Volume 52, No. 37
Gel greatly reduces prostate biopsy pain
By Lillian Kim
Emory researchers have found that a common anesthetic is an easy and effective solution for the pain most men endure during transrectal prostate biopsy, a diagnostic surgical procedure used to test for prostate cancer.
In a study of 50 patients at the VA Hospital, those who received rectally administered lidocaine gel before the biopsy experienced significantly less pain than those who underwent the biopsy the conventional way, without anesthetic.
"We've found a way to make the prostate biopsy more tolerable and less distressing," said Emory urologist Muta Issa, who directed the study. The results were presented at the American Urological Association's 95th annual meeting in Atlanta in May.
Without anesthetic, the prostate biopsy can be quite uncomfortable, as it involves inserting several biopsy needles into the prostate through the rectum.
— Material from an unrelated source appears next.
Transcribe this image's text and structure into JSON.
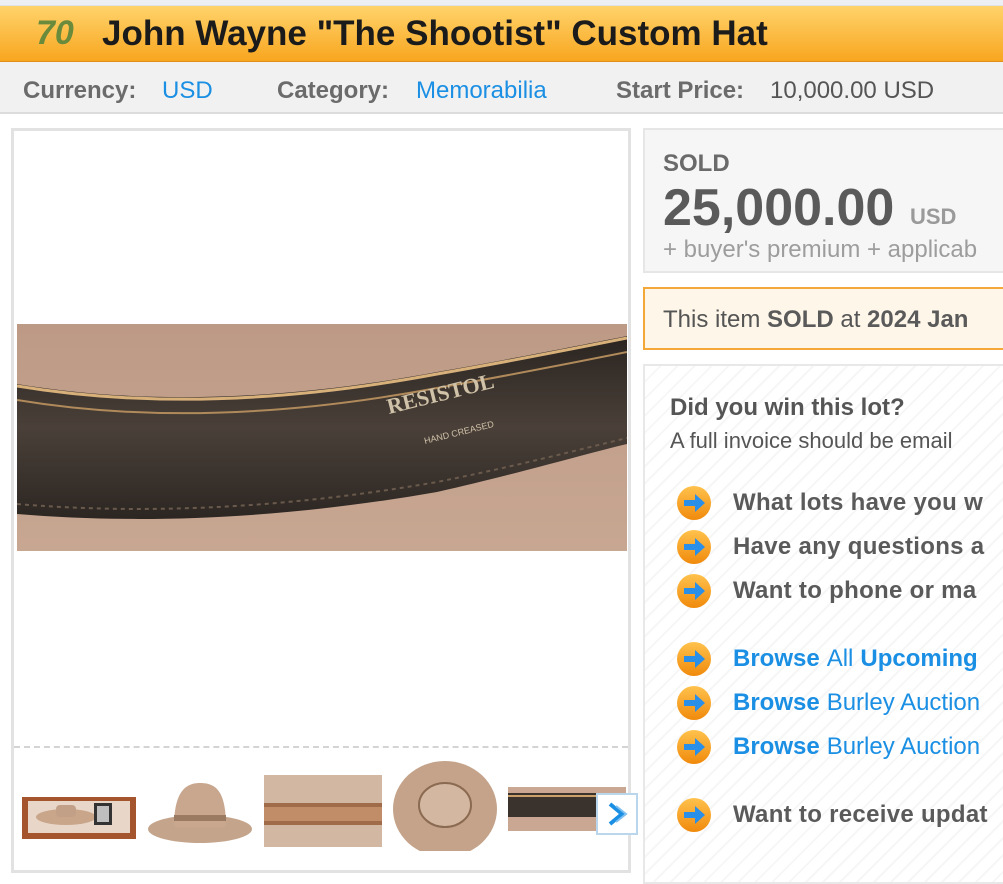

Each needle removes a tiny cylinder of tissue 1/16th of an inch in diameter, which is then analyzed for the presence of cancerous cells.
In the study, 52 percent of patients who underwent the procedure without lidocaine rated their pain as five or higher on a pain scale of one to 10. Scores of 5 or higher are considered moderate to severe pain.
But only 4 percent of patients who received lidocaine rated their pain within that range.
"This goes a long way toward improving patient comfort," said Issa, chief of urology at the VA and an assistant professor of urology in the School of Medicine.
A transrectal prostate biopsy is performed in patients who have had an abnormal prostate exam and/or whose blood tests show elevated prostate-specific antigen (PSA), anindicator of possible prostate cancer.
Prostate cancer is the second leading cancer cause of death in American
men. This year the American Cancer Society estimates about 180,400 new cases
of prostate cancer will be diagnosed in the U.S., and 31,900 men will die
from the disease.